When I am in the middle of something great I just don’t have the time to write about it. Right after I am just numb and filled with awe. Later on I look at the photos and say, “Dang that was great”. Here is me writing about one of those great experiences from last year.
There we were, standing on the edge of the beach, watching the small 4x4s driving onto the beach, disappear for about 10 minutes, return, then drive back onto the road. There is another 4×4 with special beach tyres waiting for people to get stuck so they could be rescued. I see Andrew looking at the tyres on Maggie. Nope, they haven’t changed, they are still not special beach tyres. We know that if we get stuck that little 4×4 couldn’t pull us out. It really isn’t worth the risk for just 10 minutes, anyways. Jenna and I have been pouring over the map. We figured that if we start when the tide is going out we just might make it.
The plan is this. Leave the green car behind because even though our home is 4×4 our car is not. We drive onto the beach as the tide is going out, as soon as there is beach enough to drive on. This gives us several hours to make it to the top of the beach and drive back down to get out before the high tide swallows up the beach and any vehicles still remaining. OR those little dotted lines at the top of the beach, on the map, just might prove to be another way off. Don’t know. Jenna and I figure we should tie it a shot. However, we AREN’T the ones driving and we are far from the worrying, responsible sort of women. Here, I would like to present a random theory.
THE WORRY THEORY:
Somebody in a relationship seems to need to take the role of the responsible, cautious one. Unfortunately this role seems to generally land upon the woman. If, however, a woman decides to reject this expectation and throw caution to the wind. If she refuses to grow up and worry then the man just might take on the is role.
In response to my worry theory. Well, actually in response to 2 women who were ready to go for it without giving the risks a reasonable thought, Sam and Andrew were beginning to show a bit more caution.
The tide would be right the following morning. So, we found a safe place to park the car, Got some award-winning fish and chips and slept. We had already filled the truck with food and fuel at the last town as we wanted to be prepared for any adventure.
Ah, the exhilaration of driving onto a pristine beach with no road.
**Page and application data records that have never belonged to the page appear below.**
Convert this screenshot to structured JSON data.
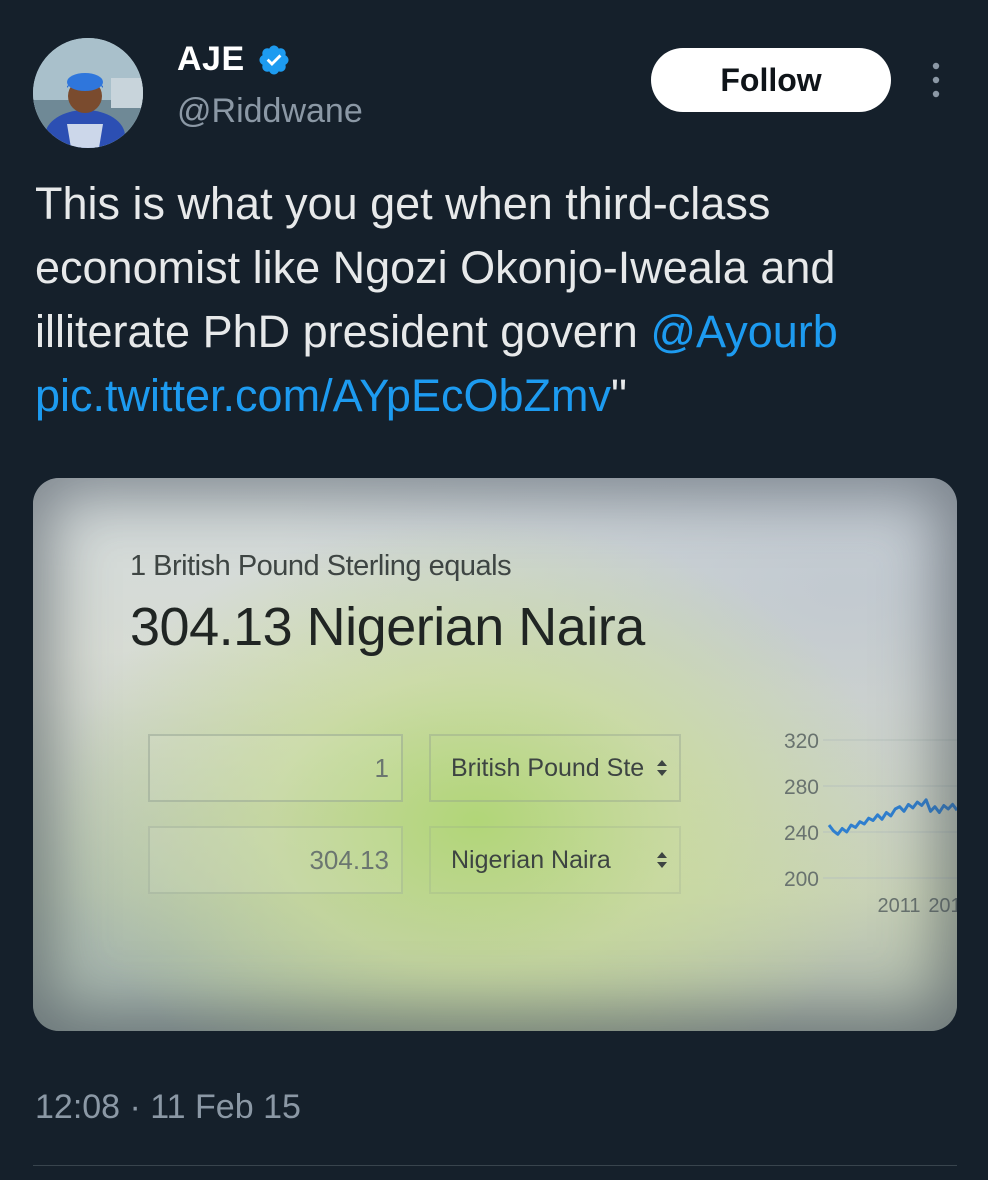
{
  "user": {
    "display_name": "AJE",
    "handle": "@Riddwane",
    "verified": true,
    "avatar_icon": "profile-photo"
  },
  "actions": {
    "follow_label": "Follow",
    "more_icon": "vertical-ellipsis-icon"
  },
  "tweet": {
    "text_lines": [
      "This is what you get when third-class",
      "economist like Ngozi Okonjo-Iweala and",
      "illiterate PhD president govern "
    ],
    "mention": "@Ayourb",
    "link": "pic.twitter.com/AYpEcObZmv",
    "trailing_quote": "\"",
    "timestamp": "12:08 · 11 Feb 15"
  },
  "media": {
    "intro": "1 British Pound Sterling equals",
    "result": "304.13 Nigerian Naira",
    "from_amount": "1",
    "from_currency": "British Pound Ste",
    "to_amount": "304.13",
    "to_currency": "Nigerian Naira"
  },
  "chart_data": {
    "type": "line",
    "y_ticks": [
      "320",
      "280",
      "240",
      "200"
    ],
    "ylim": [
      200,
      320
    ],
    "x_ticks": [
      "2011",
      "201"
    ],
    "series": [
      {
        "values": [
          246,
          241,
          238,
          243,
          240,
          246,
          244,
          249,
          247,
          252,
          250,
          255,
          251,
          257,
          254,
          260,
          262,
          258,
          264,
          261,
          266,
          263,
          268,
          258,
          262,
          257,
          263,
          260,
          264,
          259
        ]
      }
    ],
    "line_color": "#2f7fcf",
    "grid": true
  },
  "colors": {
    "background": "#15202b",
    "link": "#1d9bf0",
    "verified": "#1d9bf0",
    "muted": "#8b98a5"
  }
}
Not quite sure what was ahead. We drove, stopped to play and check out the mussels, then a seal. Near the top of the beach we saw a river estuary that we later discovered was supposed to be our way off the beach. We continued to drive tip a rock cliff tells us to stop. To the right we saw tall grass coming out of the sand dunes and decide to spend the night there. We figure that high tide won’t go that far. Just in case, we go quite deep into the tall grass, As far as we can take the truck.
This place feels like paradise. Beautiful clear turquoise water, a rock cliff jutting out into the ocean, a small spring fed waterfall with ‘sweet water’. On the inland side is sand dunes with wild grasses. It doesn’t take Andrew long to get out his fishing gear and find his perch on the rocks. It didn’t take him long to catch some beautiful rock cod. The kids set to explore the tide pools. Abi has an infection in a wound on her leg so she goes into the ocean to soak it in the healing salt water. A stingray comes up to say hello and she quickly finds her way out of the water. We stay here for almost a week. We fish and explore, talk and play games. We cook on an open fire. Yes, paradise.
When it is time to go we drive a short way back down the beach to the estuary. We stop the truck, Andrew and Sam go to explore. There are some tyre tracks going up the river bed where the water hasn’t washed them away. There are even some signs lie, “Soft sand, increase speed”. After Andrew and Sam walk it out a bit we decide to take the riverbed out. We may be 4×4 but we are also very heavy. We need to go onto the firm wet sand but if it is too wet we know we will sink down and get bogged. After about 20 minutes we speed up to take a path up a steep incline out of the river and shock the wild campers at the sand dunes. We have made it out without even taking the sand mats off the side of the truck. Fantastic adventure! Great driving Andrew!